Task to complete:
All the entries that follow are to be returned exactly.
___ Data supplied
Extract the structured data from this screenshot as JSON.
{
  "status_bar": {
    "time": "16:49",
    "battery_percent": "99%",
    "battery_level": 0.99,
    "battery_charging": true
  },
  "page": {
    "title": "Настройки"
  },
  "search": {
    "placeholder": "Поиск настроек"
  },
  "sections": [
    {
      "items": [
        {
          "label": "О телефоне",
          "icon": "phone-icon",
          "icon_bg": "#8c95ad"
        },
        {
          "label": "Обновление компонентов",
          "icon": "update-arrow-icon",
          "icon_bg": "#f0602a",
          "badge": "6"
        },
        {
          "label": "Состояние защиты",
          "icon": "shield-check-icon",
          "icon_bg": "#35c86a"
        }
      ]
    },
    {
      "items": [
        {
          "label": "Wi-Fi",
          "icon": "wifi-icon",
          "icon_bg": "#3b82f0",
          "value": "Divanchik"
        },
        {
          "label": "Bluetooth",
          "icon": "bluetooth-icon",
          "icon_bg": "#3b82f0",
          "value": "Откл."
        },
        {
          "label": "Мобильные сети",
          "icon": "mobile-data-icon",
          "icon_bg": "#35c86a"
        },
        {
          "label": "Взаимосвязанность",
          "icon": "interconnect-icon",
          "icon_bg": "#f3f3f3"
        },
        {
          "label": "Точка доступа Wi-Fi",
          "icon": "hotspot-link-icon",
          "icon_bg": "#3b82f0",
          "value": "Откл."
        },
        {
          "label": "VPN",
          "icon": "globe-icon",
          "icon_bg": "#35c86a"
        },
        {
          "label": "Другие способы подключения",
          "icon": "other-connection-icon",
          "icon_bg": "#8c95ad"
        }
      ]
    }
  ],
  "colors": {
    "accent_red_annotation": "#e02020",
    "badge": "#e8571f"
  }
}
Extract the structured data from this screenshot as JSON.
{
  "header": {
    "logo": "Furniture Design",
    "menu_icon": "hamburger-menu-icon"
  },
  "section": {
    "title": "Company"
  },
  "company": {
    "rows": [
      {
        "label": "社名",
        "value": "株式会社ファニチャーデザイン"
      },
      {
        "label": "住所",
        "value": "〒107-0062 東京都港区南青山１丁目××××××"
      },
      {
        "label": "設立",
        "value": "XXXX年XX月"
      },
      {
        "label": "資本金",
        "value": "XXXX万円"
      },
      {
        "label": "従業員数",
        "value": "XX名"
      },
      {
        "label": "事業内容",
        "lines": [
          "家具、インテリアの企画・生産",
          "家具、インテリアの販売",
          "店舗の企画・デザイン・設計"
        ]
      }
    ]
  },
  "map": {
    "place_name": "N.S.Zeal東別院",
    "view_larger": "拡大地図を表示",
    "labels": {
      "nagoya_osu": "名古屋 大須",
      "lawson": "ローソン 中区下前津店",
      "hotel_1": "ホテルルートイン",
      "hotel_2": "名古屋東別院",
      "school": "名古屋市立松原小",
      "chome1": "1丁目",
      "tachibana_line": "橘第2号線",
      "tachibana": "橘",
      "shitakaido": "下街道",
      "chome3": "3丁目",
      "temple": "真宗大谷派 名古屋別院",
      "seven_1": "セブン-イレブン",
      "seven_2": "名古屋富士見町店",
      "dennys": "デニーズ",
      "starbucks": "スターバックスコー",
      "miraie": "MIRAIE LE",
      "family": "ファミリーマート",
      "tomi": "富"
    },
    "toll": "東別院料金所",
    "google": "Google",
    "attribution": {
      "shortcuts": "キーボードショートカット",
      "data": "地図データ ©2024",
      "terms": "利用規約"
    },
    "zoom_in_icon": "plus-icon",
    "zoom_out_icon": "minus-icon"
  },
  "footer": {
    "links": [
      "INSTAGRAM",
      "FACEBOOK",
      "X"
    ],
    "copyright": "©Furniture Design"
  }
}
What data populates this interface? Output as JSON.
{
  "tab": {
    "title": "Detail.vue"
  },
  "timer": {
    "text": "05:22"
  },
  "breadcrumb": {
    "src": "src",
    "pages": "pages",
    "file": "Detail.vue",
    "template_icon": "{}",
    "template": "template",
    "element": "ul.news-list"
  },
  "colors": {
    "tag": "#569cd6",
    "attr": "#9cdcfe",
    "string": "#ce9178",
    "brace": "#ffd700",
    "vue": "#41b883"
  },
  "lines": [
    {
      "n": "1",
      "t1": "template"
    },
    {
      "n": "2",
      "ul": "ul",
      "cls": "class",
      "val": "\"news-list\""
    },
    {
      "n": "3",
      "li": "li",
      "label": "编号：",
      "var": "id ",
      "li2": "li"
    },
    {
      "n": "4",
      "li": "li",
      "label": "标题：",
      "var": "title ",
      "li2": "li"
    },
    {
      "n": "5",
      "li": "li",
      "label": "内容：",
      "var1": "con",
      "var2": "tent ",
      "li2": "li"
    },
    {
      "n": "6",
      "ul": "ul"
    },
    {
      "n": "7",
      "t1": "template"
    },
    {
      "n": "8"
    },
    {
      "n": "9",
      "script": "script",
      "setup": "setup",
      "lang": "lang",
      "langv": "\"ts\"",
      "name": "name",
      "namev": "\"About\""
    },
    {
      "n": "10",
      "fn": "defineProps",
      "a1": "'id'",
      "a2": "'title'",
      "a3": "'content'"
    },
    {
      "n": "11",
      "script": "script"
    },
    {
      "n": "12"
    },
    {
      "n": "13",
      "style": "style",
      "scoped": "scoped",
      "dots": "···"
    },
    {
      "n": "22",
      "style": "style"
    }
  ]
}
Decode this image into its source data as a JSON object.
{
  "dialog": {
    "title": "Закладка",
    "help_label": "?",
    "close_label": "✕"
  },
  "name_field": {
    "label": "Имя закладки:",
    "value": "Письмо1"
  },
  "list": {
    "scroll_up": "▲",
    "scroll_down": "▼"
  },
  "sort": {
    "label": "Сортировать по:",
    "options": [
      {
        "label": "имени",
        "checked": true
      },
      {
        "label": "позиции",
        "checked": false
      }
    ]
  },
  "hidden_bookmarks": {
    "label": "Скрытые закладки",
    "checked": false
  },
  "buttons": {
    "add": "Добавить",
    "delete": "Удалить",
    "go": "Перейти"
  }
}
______
Result of the exercise:
Extract the structured data from this screenshot as JSON.
{
  "status_bar": {
    "time": "16:49",
    "battery_percent": "99%",
    "battery_level": 0.99,
    "battery_charging": true
  },
  "page": {
    "title": "Настройки"
  },
  "search": {
    "placeholder": "Поиск настроек"
  },
  "sections": [
    {
      "items": [
        {
          "label": "О телефоне",
          "icon": "phone-icon",
          "icon_bg": "#8c95ad"
        },
        {
          "label": "Обновление компонентов",
          "icon": "update-arrow-icon",
          "icon_bg": "#f0602a",
          "badge": "6"
        },
        {
          "label": "Состояние защиты",
          "icon": "shield-check-icon",
          "icon_bg": "#35c86a"
        }
      ]
    },
    {
      "items": [
        {
          "label": "Wi-Fi",
          "icon": "wifi-icon",
          "icon_bg": "#3b82f0",
          "value": "Divanchik"
        },
        {
          "label": "Bluetooth",
          "icon": "bluetooth-icon",
          "icon_bg": "#3b82f0",
          "value": "Откл."
        },
        {
          "label": "Мобильные сети",
          "icon": "mobile-data-icon",
          "icon_bg": "#35c86a"
        },
        {
          "label": "Взаимосвязанность",
          "icon": "interconnect-icon",
          "icon_bg": "#f3f3f3"
        },
        {
          "label": "Точка доступа Wi-Fi",
          "icon": "hotspot-link-icon",
          "icon_bg": "#3b82f0",
          "value": "Откл."
        },
        {
          "label": "VPN",
          "icon": "globe-icon",
          "icon_bg": "#35c86a"
        },
        {
          "label": "Другие способы подключения",
          "icon": "other-connection-icon",
          "icon_bg": "#8c95ad"
        }
      ]
    }
  ],
  "colors": {
    "accent_red_annotation": "#e02020",
    "badge": "#e8571f"
  }
}
Extract the structured data from this screenshot as JSON.
{
  "header": {
    "logo": "Furniture Design",
    "menu_icon": "hamburger-menu-icon"
  },
  "section": {
    "title": "Company"
  },
  "company": {
    "rows": [
      {
        "label": "社名",
        "value": "株式会社ファニチャーデザイン"
      },
      {
        "label": "住所",
        "value": "〒107-0062 東京都港区南青山１丁目××××××"
      },
      {
        "label": "設立",
        "value": "XXXX年XX月"
      },
      {
        "label": "資本金",
        "value": "XXXX万円"
      },
      {
        "label": "従業員数",
        "value": "XX名"
      },
      {
        "label": "事業内容",
        "lines": [
          "家具、インテリアの企画・生産",
          "家具、インテリアの販売",
          "店舗の企画・デザイン・設計"
        ]
      }
    ]
  },
  "map": {
    "place_name": "N.S.Zeal東別院",
    "view_larger": "拡大地図を表示",
    "labels": {
      "nagoya_osu": "名古屋 大須",
      "lawson": "ローソン 中区下前津店",
      "hotel_1": "ホテルルートイン",
      "hotel_2": "名古屋東別院",
      "school": "名古屋市立松原小",
      "chome1": "1丁目",
      "tachibana_line": "橘第2号線",
      "tachibana": "橘",
      "shitakaido": "下街道",
      "chome3": "3丁目",
      "temple": "真宗大谷派 名古屋別院",
      "seven_1": "セブン-イレブン",
      "seven_2": "名古屋富士見町店",
      "dennys": "デニーズ",
      "starbucks": "スターバックスコー",
      "miraie": "MIRAIE LE",
      "family": "ファミリーマート",
      "tomi": "富"
    },
    "toll": "東別院料金所",
    "google": "Google",
    "attribution": {
      "shortcuts": "キーボードショートカット",
      "data": "地図データ ©2024",
      "terms": "利用規約"
    },
    "zoom_in_icon": "plus-icon",
    "zoom_out_icon": "minus-icon"
  },
  "footer": {
    "links": [
      "INSTAGRAM",
      "FACEBOOK",
      "X"
    ],
    "copyright": "©Furniture Design"
  }
}
What data populates this interface? Output as JSON.
{
  "tab": {
    "title": "Detail.vue"
  },
  "timer": {
    "text": "05:22"
  },
  "breadcrumb": {
    "src": "src",
    "pages": "pages",
    "file": "Detail.vue",
    "template_icon": "{}",
    "template": "template",
    "element": "ul.news-list"
  },
  "colors": {
    "tag": "#569cd6",
    "attr": "#9cdcfe",
    "string": "#ce9178",
    "brace": "#ffd700",
    "vue": "#41b883"
  },
  "lines": [
    {
      "n": "1",
      "t1": "template"
    },
    {
      "n": "2",
      "ul": "ul",
      "cls": "class",
      "val": "\"news-list\""
    },
    {
      "n": "3",
      "li": "li",
      "label": "编号：",
      "var": "id ",
      "li2": "li"
    },
    {
      "n": "4",
      "li": "li",
      "label": "标题：",
      "var": "title ",
      "li2": "li"
    },
    {
      "n": "5",
      "li": "li",
      "label": "内容：",
      "var1": "con",
      "var2": "tent ",
      "li2": "li"
    },
    {
      "n": "6",
      "ul": "ul"
    },
    {
      "n": "7",
      "t1": "template"
    },
    {
      "n": "8"
    },
    {
      "n": "9",
      "script": "script",
      "setup": "setup",
      "lang": "lang",
      "langv": "\"ts\"",
      "name": "name",
      "namev": "\"About\""
    },
    {
      "n": "10",
      "fn": "defineProps",
      "a1": "'id'",
      "a2": "'title'",
      "a3": "'content'"
    },
    {
      "n": "11",
      "script": "script"
    },
    {
      "n": "12"
    },
    {
      "n": "13",
      "style": "style",
      "scoped": "scoped",
      "dots": "···"
    },
    {
      "n": "22",
      "style": "style"
    }
  ]
}
Decode this image into its source data as a JSON object.
{
  "dialog": {
    "title": "Закладка",
    "help_label": "?",
    "close_label": "✕"
  },
  "name_field": {
    "label": "Имя закладки:",
    "value": "Письмо1"
  },
  "list": {
    "scroll_up": "▲",
    "scroll_down": "▼"
  },
  "sort": {
    "label": "Сортировать по:",
    "options": [
      {
        "label": "имени",
        "checked": true
      },
      {
        "label": "позиции",
        "checked": false
      }
    ]
  },
  "hidden_bookmarks": {
    "label": "Скрытые закладки",
    "checked": false
  },
  "buttons": {
    "add": "Добавить",
    "delete": "Удалить",
    "go": "Перейти"
  }
}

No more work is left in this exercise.